On Monday, August 21st between 1:00 p.m. and 4:00 p.m., we'll be treated to that rare celestial event, a partial solar eclipse. In Bobcaygeon, the moon is expected to obscure the sun by about 75%, and it'll be another seven years before the next eclipse is visible here.
But looking at the sun during an eclipse is a bad idea confirms Jan Cami, director of the Hume Cronyn Observatory in London, Ontario. "You have to be very careful with your eyesight. You have to look at the sun to see the event – the problem is the sun will burn your retina, but you have no pain receptors in your eyes, so you don't realize something is wrong. You can do permanent irreversible eye damage in a matter of seconds."
Those especially at risk are people working outdoors, children playing outdoors, and drivers on the road during the hours of the eclipse.
Did you know?
Even when there's not a solar eclipse, the sun can damage your eyes if you look directly at it.
It's a good idea to try to stay indoors during the eclipse if possible. Close blinds and other window coverings.
Never look at the sun using an unfiltered telescope or pair of binoculars. This applies even if you are wearing Mylar filter glasses, as the focused sunlight can burn through the filters.
Do not use normal sunglasses to look at the sun. No matter how dark they are or what their UV rating is, normal sunglasses will not be enough to protect your eyes as you look directly at the sun.
Solar viewing glasses or eclipse glasses are safe for viewing if in good condition.
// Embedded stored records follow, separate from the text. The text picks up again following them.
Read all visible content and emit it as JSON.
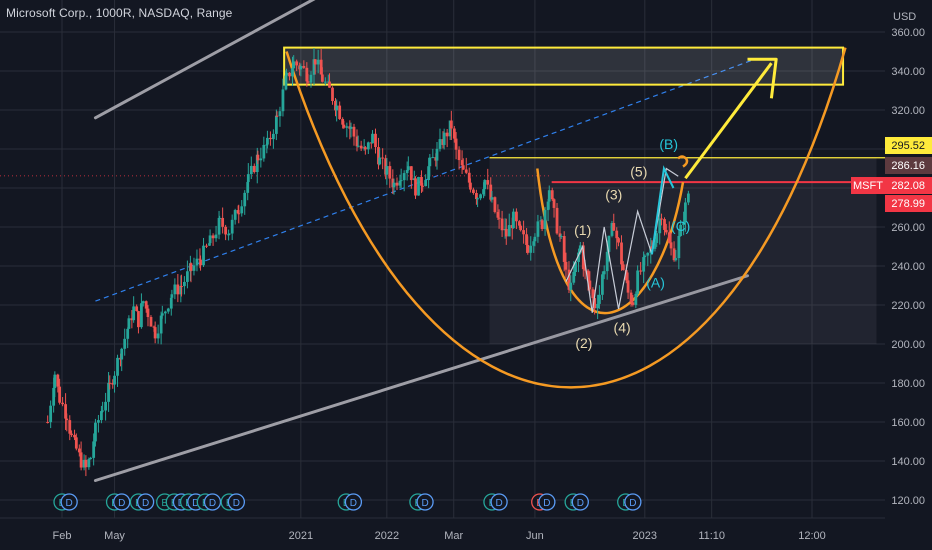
{
  "header": {
    "title": "Microsoft Corp., 1000R, NASDAQ, Range"
  },
  "chart_data": {
    "type": "candlestick",
    "currency": "USD",
    "symbol": "MSFT",
    "ylim": [
      110,
      365
    ],
    "y_ticks": [
      120,
      140,
      160,
      180,
      200,
      220,
      240,
      260,
      280,
      300,
      320,
      340,
      360
    ],
    "x_ticks": [
      {
        "label": "Feb",
        "x": 0.06
      },
      {
        "label": "May",
        "x": 0.28
      },
      {
        "label": "2021",
        "x": 1.06
      },
      {
        "label": "2022",
        "x": 1.42
      },
      {
        "label": "Mar",
        "x": 1.7
      },
      {
        "label": "Jun",
        "x": 2.04
      },
      {
        "label": "2023",
        "x": 2.5
      },
      {
        "label": "11:10",
        "x": 2.78
      },
      {
        "label": "12:00",
        "x": 3.2
      }
    ],
    "xlim": [
      -0.2,
      3.47
    ],
    "price_labels": [
      {
        "text": "295.52",
        "value": 295.52,
        "kind": "yellow"
      },
      {
        "text": "286.16",
        "value": 286.16,
        "kind": "dark"
      },
      {
        "text": "282.08",
        "value": 282.08,
        "kind": "red",
        "symbol": "MSFT"
      },
      {
        "text": "278.99",
        "value": 278.99,
        "kind": "red"
      }
    ],
    "price_path": [
      [
        0.0,
        160
      ],
      [
        0.03,
        185
      ],
      [
        0.05,
        172
      ],
      [
        0.08,
        164
      ],
      [
        0.1,
        152
      ],
      [
        0.12,
        146
      ],
      [
        0.14,
        140
      ],
      [
        0.16,
        136
      ],
      [
        0.18,
        142
      ],
      [
        0.2,
        156
      ],
      [
        0.23,
        168
      ],
      [
        0.26,
        178
      ],
      [
        0.28,
        186
      ],
      [
        0.31,
        198
      ],
      [
        0.34,
        210
      ],
      [
        0.36,
        218
      ],
      [
        0.38,
        212
      ],
      [
        0.4,
        222
      ],
      [
        0.42,
        216
      ],
      [
        0.45,
        206
      ],
      [
        0.48,
        214
      ],
      [
        0.52,
        226
      ],
      [
        0.56,
        230
      ],
      [
        0.6,
        238
      ],
      [
        0.64,
        244
      ],
      [
        0.68,
        252
      ],
      [
        0.72,
        262
      ],
      [
        0.76,
        258
      ],
      [
        0.8,
        270
      ],
      [
        0.84,
        284
      ],
      [
        0.88,
        296
      ],
      [
        0.92,
        302
      ],
      [
        0.96,
        316
      ],
      [
        1.0,
        336
      ],
      [
        1.03,
        344
      ],
      [
        1.06,
        342
      ],
      [
        1.09,
        338
      ],
      [
        1.12,
        346
      ],
      [
        1.15,
        336
      ],
      [
        1.18,
        330
      ],
      [
        1.21,
        322
      ],
      [
        1.24,
        314
      ],
      [
        1.27,
        310
      ],
      [
        1.3,
        302
      ],
      [
        1.33,
        298
      ],
      [
        1.36,
        306
      ],
      [
        1.39,
        294
      ],
      [
        1.42,
        288
      ],
      [
        1.45,
        282
      ],
      [
        1.48,
        288
      ],
      [
        1.51,
        292
      ],
      [
        1.54,
        280
      ],
      [
        1.57,
        284
      ],
      [
        1.6,
        292
      ],
      [
        1.63,
        298
      ],
      [
        1.66,
        306
      ],
      [
        1.69,
        312
      ],
      [
        1.71,
        298
      ],
      [
        1.74,
        288
      ],
      [
        1.77,
        282
      ],
      [
        1.8,
        276
      ],
      [
        1.83,
        284
      ],
      [
        1.86,
        272
      ],
      [
        1.89,
        262
      ],
      [
        1.92,
        256
      ],
      [
        1.95,
        264
      ],
      [
        1.98,
        256
      ],
      [
        2.01,
        250
      ],
      [
        2.04,
        258
      ],
      [
        2.07,
        262
      ],
      [
        2.1,
        280
      ],
      [
        2.12,
        266
      ],
      [
        2.15,
        252
      ],
      [
        2.17,
        236
      ],
      [
        2.19,
        228
      ],
      [
        2.21,
        240
      ],
      [
        2.23,
        250
      ],
      [
        2.25,
        236
      ],
      [
        2.27,
        228
      ],
      [
        2.29,
        220
      ],
      [
        2.31,
        226
      ],
      [
        2.33,
        240
      ],
      [
        2.35,
        252
      ],
      [
        2.37,
        262
      ],
      [
        2.39,
        250
      ],
      [
        2.41,
        238
      ],
      [
        2.43,
        226
      ],
      [
        2.45,
        222
      ],
      [
        2.47,
        234
      ],
      [
        2.5,
        242
      ],
      [
        2.53,
        250
      ],
      [
        2.55,
        258
      ],
      [
        2.57,
        268
      ],
      [
        2.59,
        256
      ],
      [
        2.61,
        248
      ],
      [
        2.63,
        246
      ],
      [
        2.65,
        258
      ],
      [
        2.67,
        270
      ],
      [
        2.69,
        282
      ]
    ],
    "wave_labels": [
      {
        "text": "(1)",
        "x": 2.24,
        "y": 256,
        "color": "#e8d9b0"
      },
      {
        "text": "(2)",
        "x": 2.245,
        "y": 198,
        "color": "#e8d9b0"
      },
      {
        "text": "(3)",
        "x": 2.37,
        "y": 274,
        "color": "#e8d9b0"
      },
      {
        "text": "(4)",
        "x": 2.405,
        "y": 206,
        "color": "#e8d9b0"
      },
      {
        "text": "(5)",
        "x": 2.475,
        "y": 286,
        "color": "#e8d9b0"
      },
      {
        "text": "(A)",
        "x": 2.545,
        "y": 229,
        "color": "#26c6da"
      },
      {
        "text": "(B)",
        "x": 2.6,
        "y": 300,
        "color": "#26c6da"
      },
      {
        "text": "(C)",
        "x": 2.65,
        "y": 258,
        "color": "#26c6da"
      }
    ],
    "events": [
      {
        "kind": "E",
        "x": 0.06
      },
      {
        "kind": "D",
        "x": 0.09
      },
      {
        "kind": "E",
        "x": 0.28
      },
      {
        "kind": "D",
        "x": 0.31
      },
      {
        "kind": "E",
        "x": 0.38
      },
      {
        "kind": "D",
        "x": 0.41
      },
      {
        "kind": "E",
        "x": 0.49
      },
      {
        "kind": "E",
        "x": 0.53
      },
      {
        "kind": "D",
        "x": 0.56
      },
      {
        "kind": "E",
        "x": 0.59
      },
      {
        "kind": "D",
        "x": 0.62
      },
      {
        "kind": "E",
        "x": 0.66
      },
      {
        "kind": "D",
        "x": 0.69
      },
      {
        "kind": "E",
        "x": 0.76
      },
      {
        "kind": "D",
        "x": 0.79
      },
      {
        "kind": "E",
        "x": 1.25
      },
      {
        "kind": "D",
        "x": 1.28
      },
      {
        "kind": "E",
        "x": 1.55
      },
      {
        "kind": "D",
        "x": 1.58
      },
      {
        "kind": "E",
        "x": 1.86
      },
      {
        "kind": "D",
        "x": 1.89
      },
      {
        "kind": "E",
        "x": 2.06,
        "red": true
      },
      {
        "kind": "D",
        "x": 2.09
      },
      {
        "kind": "E",
        "x": 2.2
      },
      {
        "kind": "D",
        "x": 2.23
      },
      {
        "kind": "E",
        "x": 2.42
      },
      {
        "kind": "D",
        "x": 2.45
      }
    ],
    "colors": {
      "up": "#26a69a",
      "down": "#ef5350",
      "background": "#131722",
      "grid": "#2a2e39",
      "text": "#b2b5be",
      "channel": "#9e9ea6",
      "cup": "#f59a23",
      "highlight": "#ffeb3b",
      "wave": "#26c6da"
    }
  }
}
Ensure that they are ISO-certified, and bear the number ISO-12312-2:2015.